On drills…

Ever since I got into coaching I’ve always used the READ THE REST

Understanding the new RPI

The Rating Percentage Index (RPI) was adopted by the NCAA many years ago with the intent to rank teams based on their strength of schedule. Recommended changes to the RPI formula have been approved by the Division I Baseball Committee and will take effect at the start of the 2013 season. It will still be calculated using three statistical parameters:

  • Division I winning percentage (25%)
  • Opponent’s Division I winning percentage (50%)
  • Opponents’ opponents’ Division I winning percentage (25%)

The new formula will value each home win as 0.7 and each road victory as 1.3, a change from the customary 1.0 of the past. Conversely, each home loss will be weighted as 1.3, and each road loss will count 0.7 against a team’s RPI.
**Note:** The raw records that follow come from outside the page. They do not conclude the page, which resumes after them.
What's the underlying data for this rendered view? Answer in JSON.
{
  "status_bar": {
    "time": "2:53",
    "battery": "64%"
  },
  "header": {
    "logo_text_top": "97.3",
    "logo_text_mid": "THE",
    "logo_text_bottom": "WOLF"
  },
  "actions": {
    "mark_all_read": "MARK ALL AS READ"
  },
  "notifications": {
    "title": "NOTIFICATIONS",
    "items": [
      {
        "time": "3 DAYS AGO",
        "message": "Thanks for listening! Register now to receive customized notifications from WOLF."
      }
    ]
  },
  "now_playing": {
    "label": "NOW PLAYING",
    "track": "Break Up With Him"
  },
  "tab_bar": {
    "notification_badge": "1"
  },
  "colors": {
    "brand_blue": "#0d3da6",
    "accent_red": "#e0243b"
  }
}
Neutral site games will continue to be weighted the same value of 1.0.

The new method is not quite as extreme as basketball’s (1.4 for home losses and road wins, 0.6 for home wins and road losses), but the overriding factor with baseball is that the vast majority of games are played outside. Further, baseball schedules are also filled with three-game series as opposed to single games against opponents.

“To be honest the whole thing is a little confusing to me, we just try to go out and win every game we play,” said Clemson head coach Jack Leggett. “They showed us what it would be with the new RPI and what is was before and it wasnt that big of a difference.”
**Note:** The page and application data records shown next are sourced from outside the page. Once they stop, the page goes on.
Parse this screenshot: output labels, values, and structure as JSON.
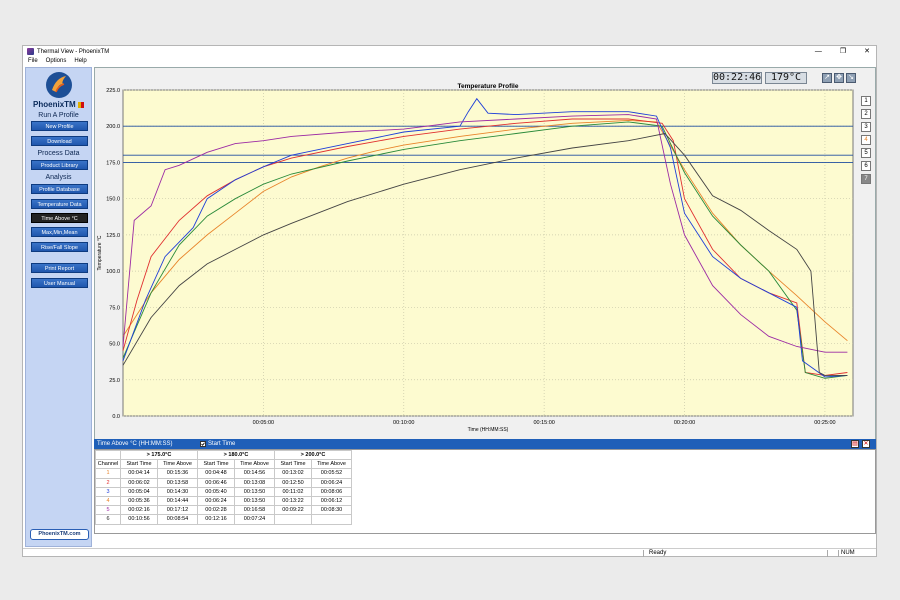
{
  "window": {
    "title": "Thermal View - PhoenixTM",
    "controls": [
      "—",
      "❐",
      "✕"
    ]
  },
  "menu": [
    "File",
    "Options",
    "Help"
  ],
  "logo_text": "PhoenixTM",
  "sidebar": {
    "run_header": "Run A Profile",
    "process_header": "Process Data",
    "analysis_header": "Analysis",
    "buttons": {
      "new_profile": "New Profile",
      "download": "Download",
      "product_library": "Product Library",
      "profile_database": "Profile Database",
      "temperature_data": "Temperature Data",
      "time_above": "Time Above °C",
      "max_min_mean": "Max,Min,Mean",
      "rise_fall_slope": "Rise/Fall Slope",
      "print_report": "Print Report",
      "user_manual": "User Manual"
    },
    "site_link": "PhoenixTM.com"
  },
  "readouts": {
    "time": "00:22:46",
    "temp": "179°C"
  },
  "channel_buttons": [
    "1",
    "2",
    "3",
    "4",
    "5",
    "6",
    "7"
  ],
  "chart_data": {
    "type": "line",
    "title": "Temperature Profile",
    "xlabel": "Time (HH:MM:SS)",
    "ylabel": "Temperature °C",
    "ylim": [
      0,
      225
    ],
    "y_ticks": [
      "0.0",
      "25.0",
      "50.0",
      "75.0",
      "100.0",
      "125.0",
      "150.0",
      "175.0",
      "200.0",
      "225.0"
    ],
    "x_ticks": [
      "00:05:00",
      "00:10:00",
      "00:15:00",
      "00:20:00",
      "00:25:00"
    ],
    "x_tick_minutes": [
      5,
      10,
      15,
      20,
      25
    ],
    "xlim_minutes": [
      0,
      26
    ],
    "threshold_lines": [
      175,
      180,
      200
    ],
    "background": "#fdfbd0",
    "series": [
      {
        "color": "#e8842a",
        "points": [
          [
            0,
            55
          ],
          [
            1,
            85
          ],
          [
            2,
            108
          ],
          [
            3,
            125
          ],
          [
            4,
            140
          ],
          [
            5,
            155
          ],
          [
            6,
            165
          ],
          [
            7,
            172
          ],
          [
            8,
            178
          ],
          [
            9,
            183
          ],
          [
            10,
            187
          ],
          [
            12,
            193
          ],
          [
            14,
            198
          ],
          [
            16,
            202
          ],
          [
            18,
            204
          ],
          [
            19,
            203
          ],
          [
            20,
            170
          ],
          [
            21,
            140
          ],
          [
            22,
            118
          ],
          [
            23,
            100
          ],
          [
            24,
            83
          ],
          [
            25,
            65
          ],
          [
            25.8,
            52
          ]
        ]
      },
      {
        "color": "#e03030",
        "points": [
          [
            0,
            45
          ],
          [
            0.5,
            80
          ],
          [
            1,
            110
          ],
          [
            2,
            135
          ],
          [
            3,
            152
          ],
          [
            4,
            163
          ],
          [
            5,
            172
          ],
          [
            6,
            178
          ],
          [
            8,
            186
          ],
          [
            10,
            193
          ],
          [
            12,
            198
          ],
          [
            14,
            202
          ],
          [
            16,
            205
          ],
          [
            18,
            205
          ],
          [
            19.2,
            202
          ],
          [
            19.6,
            190
          ],
          [
            20,
            150
          ],
          [
            21,
            115
          ],
          [
            22,
            95
          ],
          [
            23,
            85
          ],
          [
            24,
            78
          ],
          [
            24.3,
            30
          ],
          [
            25,
            28
          ],
          [
            25.8,
            30
          ]
        ]
      },
      {
        "color": "#2a8a3a",
        "points": [
          [
            0,
            40
          ],
          [
            1,
            85
          ],
          [
            2,
            118
          ],
          [
            3,
            138
          ],
          [
            4,
            150
          ],
          [
            5,
            160
          ],
          [
            6,
            167
          ],
          [
            8,
            176
          ],
          [
            10,
            184
          ],
          [
            12,
            190
          ],
          [
            14,
            195
          ],
          [
            16,
            200
          ],
          [
            18,
            203
          ],
          [
            19.2,
            200
          ],
          [
            20,
            168
          ],
          [
            21,
            138
          ],
          [
            22,
            118
          ],
          [
            23,
            100
          ],
          [
            24,
            73
          ],
          [
            24.3,
            30
          ],
          [
            25,
            26
          ],
          [
            25.8,
            28
          ]
        ]
      },
      {
        "color": "#1f3fd8",
        "points": [
          [
            0,
            38
          ],
          [
            0.8,
            80
          ],
          [
            1.5,
            110
          ],
          [
            2,
            120
          ],
          [
            2.5,
            130
          ],
          [
            3,
            150
          ],
          [
            4,
            163
          ],
          [
            5,
            172
          ],
          [
            6,
            180
          ],
          [
            8,
            188
          ],
          [
            10,
            196
          ],
          [
            12,
            200
          ],
          [
            12.3,
            210
          ],
          [
            12.6,
            219
          ],
          [
            13,
            209
          ],
          [
            14,
            208
          ],
          [
            16,
            210
          ],
          [
            18,
            210
          ],
          [
            19,
            207
          ],
          [
            19.5,
            185
          ],
          [
            20,
            140
          ],
          [
            21,
            110
          ],
          [
            22,
            95
          ],
          [
            23,
            85
          ],
          [
            24,
            75
          ],
          [
            24.2,
            38
          ],
          [
            25,
            27
          ],
          [
            25.8,
            28
          ]
        ]
      },
      {
        "color": "#9c2aa4",
        "points": [
          [
            0,
            48
          ],
          [
            0.4,
            135
          ],
          [
            1,
            145
          ],
          [
            1.5,
            170
          ],
          [
            2,
            173
          ],
          [
            3,
            182
          ],
          [
            4,
            188
          ],
          [
            5,
            190
          ],
          [
            6,
            193
          ],
          [
            8,
            196
          ],
          [
            10,
            198
          ],
          [
            12,
            203
          ],
          [
            14,
            205
          ],
          [
            16,
            207
          ],
          [
            18,
            208
          ],
          [
            19,
            205
          ],
          [
            19.5,
            160
          ],
          [
            20,
            125
          ],
          [
            21,
            90
          ],
          [
            22,
            70
          ],
          [
            23,
            55
          ],
          [
            24,
            48
          ],
          [
            25,
            44
          ],
          [
            25.8,
            44
          ]
        ]
      },
      {
        "color": "#444444",
        "points": [
          [
            0,
            35
          ],
          [
            1,
            68
          ],
          [
            2,
            90
          ],
          [
            3,
            105
          ],
          [
            4,
            115
          ],
          [
            5,
            125
          ],
          [
            6,
            133
          ],
          [
            8,
            148
          ],
          [
            10,
            160
          ],
          [
            12,
            170
          ],
          [
            14,
            178
          ],
          [
            16,
            185
          ],
          [
            18,
            190
          ],
          [
            19.3,
            195
          ],
          [
            20,
            180
          ],
          [
            21,
            152
          ],
          [
            22,
            142
          ],
          [
            23,
            128
          ],
          [
            24,
            115
          ],
          [
            24.5,
            100
          ],
          [
            24.8,
            30
          ],
          [
            25,
            28
          ],
          [
            25.8,
            28
          ]
        ]
      }
    ]
  },
  "time_above": {
    "header_label": "Time Above °C (HH:MM:SS)",
    "start_time_label": "Start Time",
    "groups": [
      "> 175.0°C",
      "> 180.0°C",
      "> 200.0°C"
    ],
    "col_headers": [
      "Channel",
      "Start Time",
      "Time Above",
      "Start Time",
      "Time Above",
      "Start Time",
      "Time Above"
    ],
    "rows": [
      {
        "ch": "1",
        "color": "#e8842a",
        "vals": [
          "00:04:14",
          "00:15:36",
          "00:04:48",
          "00:14:56",
          "00:13:02",
          "00:05:52"
        ]
      },
      {
        "ch": "2",
        "color": "#e03030",
        "vals": [
          "00:06:02",
          "00:13:58",
          "00:06:46",
          "00:13:08",
          "00:12:50",
          "00:06:24"
        ]
      },
      {
        "ch": "3",
        "color": "#1f3fd8",
        "vals": [
          "00:05:04",
          "00:14:30",
          "00:05:40",
          "00:13:50",
          "00:11:02",
          "00:08:06"
        ]
      },
      {
        "ch": "4",
        "color": "#e8842a",
        "vals": [
          "00:05:36",
          "00:14:44",
          "00:06:24",
          "00:13:50",
          "00:13:22",
          "00:06:12"
        ]
      },
      {
        "ch": "5",
        "color": "#9c2aa4",
        "vals": [
          "00:02:16",
          "00:17:12",
          "00:02:28",
          "00:16:58",
          "00:09:22",
          "00:08:30"
        ]
      },
      {
        "ch": "6",
        "color": "#222222",
        "vals": [
          "00:10:56",
          "00:08:54",
          "00:12:16",
          "00:07:24",
          "",
          ""
        ]
      }
    ]
  },
  "status": {
    "ready": "Ready",
    "num": "NUM"
  }
}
Leggett is right; in 2011, Clemson finished ranked No. 7 in the RPI, and would have stayed there if the new RPI had already been implemented. For the most part, “southern” schools from BCS conferences weren’t affected by the change. So who was?

The adjusted winning percentage was exemplified in a breakdown of 2011 RPI’s in college baseball. Inside Pitch researched the breakdown and found the following facts: Continue reading
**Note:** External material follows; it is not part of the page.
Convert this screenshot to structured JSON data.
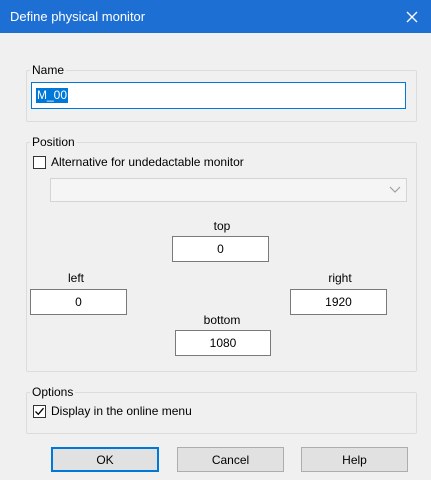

Kevin O’Sullivan interview

osullivanInside Pitch caught up with Univeristy of Florida head coach Kevin O’Sullivan, who is married to wife Barbara Jo and has a daughter, Payton Tyler O’Sullivan, to discuss just how he’s made the Gator chomp so vicious.

Inside Pitch: When did you realize you were going to be a coach?

Kevin O’Sullivan: After I graduated from the University of Virginia I basically had two career paths: physical therapy or med school, or get into the coaching side of things. I graduated in December, so I had the spring semester at home in Jupiter (Fl.), where I did some substitute teaching and got into high school coaching and from that point on, I knew it was what I was going to do.

A big influence on me was Bob Shaw. He lived in my hometown and took me under his wing. It was very eye opening, an opportunity that most people don’t get. After practice, we’d go get something to eat and we’d break it down: pitching, bunting, base running, infield play, you name it. He was such a knowledgeable guy in all phases of the game and to this day, I still remember writing notes down on napkins, going home and thinking about some of the things we spoke about. Continue reading

Omaha through the years

photo by Lou Pavlovich, Collegiate Baseball

1980 national champion Arizona Wildcats
photo by Lou Pavlovich, Collegiate Baseball

Year- 1950
Total attendance- 17,805 (Rosenblatt Stadium)
Participating teams- Alabama, Bradley, Colorado State, Rutgers, Texas, Tufts, Washington State, Wisconsin
Most outstanding player- Ray VanCleef, Rutgers (Texas won title)

Year- 1980
Total attendance- 95,406 (Rosenblatt Stadium)
Participating teams- Arizona, California, Clemson, Florida State, Hawaii, Miami (Fl.), Michigan, St. Johns
Most outstanding player- Terry Francona, national champion Arizona

Year- 2011
Total attendance- 321,684 (TD Ameritrade)
Participating teams- California, Florida, North Carolina, South Carolina, Texas, Texas A&M, Vanderbilt, Virginia
Most outstanding player- Scott Wingo, national champion South Carolina